Now I ask, Dear reader, where else have we heard this story?
Jesus came as an ordinary man, born in a stable, laid in a manger among the sheep to become the Shepherd of Israel. He offered himself to Israel, but the leaders rejected him and delivered him to be taken outside the Damascus Gate to be crucified.
Standing by his cross were women weeping for him. One of them, Mary of Magdalene, was a woman Mark says Jesus cleansed of seven demons. Is seven significant? Yes, there are seven churches that Jesus cleansed and made promises to in Revelation 2 and 3, but let’s go on.
Joseph and Nicodemus bought the expensive spices and linens, and the women prepared them while Joseph went to ask Pilate to release the body for burial.
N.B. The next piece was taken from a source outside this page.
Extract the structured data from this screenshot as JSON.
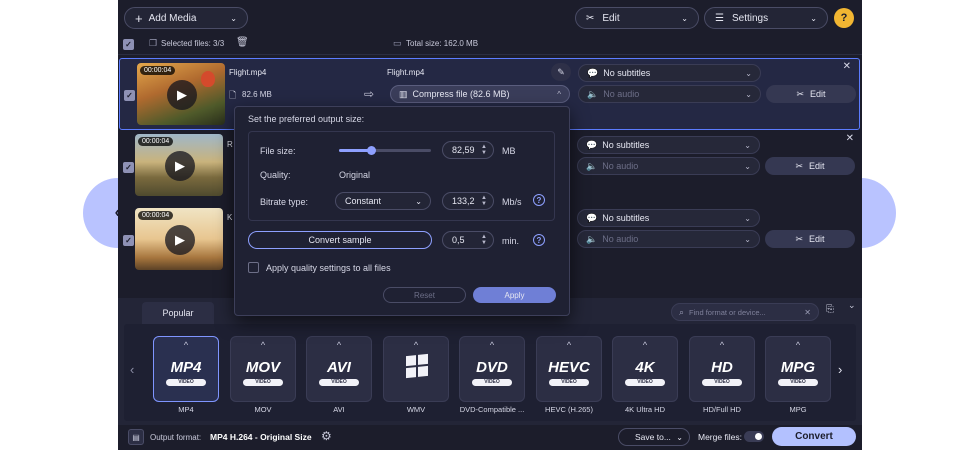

The myrrh had to be crushed to release its potent perfume, and the aloes had to be boiled to make the waxen liquid that would seal the body from the air within its linen wrappings.
Three days and three nights passed, the “sign of Jonah” that Jesus said was the only sign he would give the unbelieving Jewish leadership.
Did Mary hear him say it? I think she did, because she got up in the night and made her way through the dark streets of Jerusalem, looking for the one her heart loved, before dawn on the third day.
When she came to the tomb, she saw the angel watchmen guarding it. They asked why she wept and she said she was looking for the one her heart loves. They allowed her to pass through the doorway. After she came out, she saw the gardener standing there, just an ordinary man – nothing special. He also asked her why she wept, and whom she was seeking.
She asked if he knew anything about the one her heart loves.
He said, “Mary.”
1 By night on my bed I sought him whom my soul loveth: I sought him, but I found him not.
2 I will rise now, and go about the city in the streets, and in the broad ways I will seek him whom my soul loveth: I sought him, but I found him not.
3 The watchmen that go about the city found me: to whom I said, Saw ye him whom my soul loveth?
4 It was but a little that I passed from them, but I found him whom my soul loveth: I held him, and would not let him go, until I had brought him into my mother’s house, and into the chamber of her that conceived me. (Song 3:1-4 KJV)
Mary saw Jesus standing there by the tomb, clung to him, and would not let him go until he broke it off. It was not time for the wedding yet. He still had something to do. He would return for her after he went to his father. She went home and kept her purity, waiting for his return.
Didn’t he cleanse us of every kind of evil? Didn’t he speak words of life to us? Didn’t we make a firm decision to follow him no matter where he goes, even to his cross?
The Shulemite maiden and Mary Magdalene were us. One witness from the old covenant, and one in the new. We are the Beloved in the greatest of all Songs.
In Part Two, we will turn our attention to the mystery of the third character in the Song, and the prophesy it holds for believers.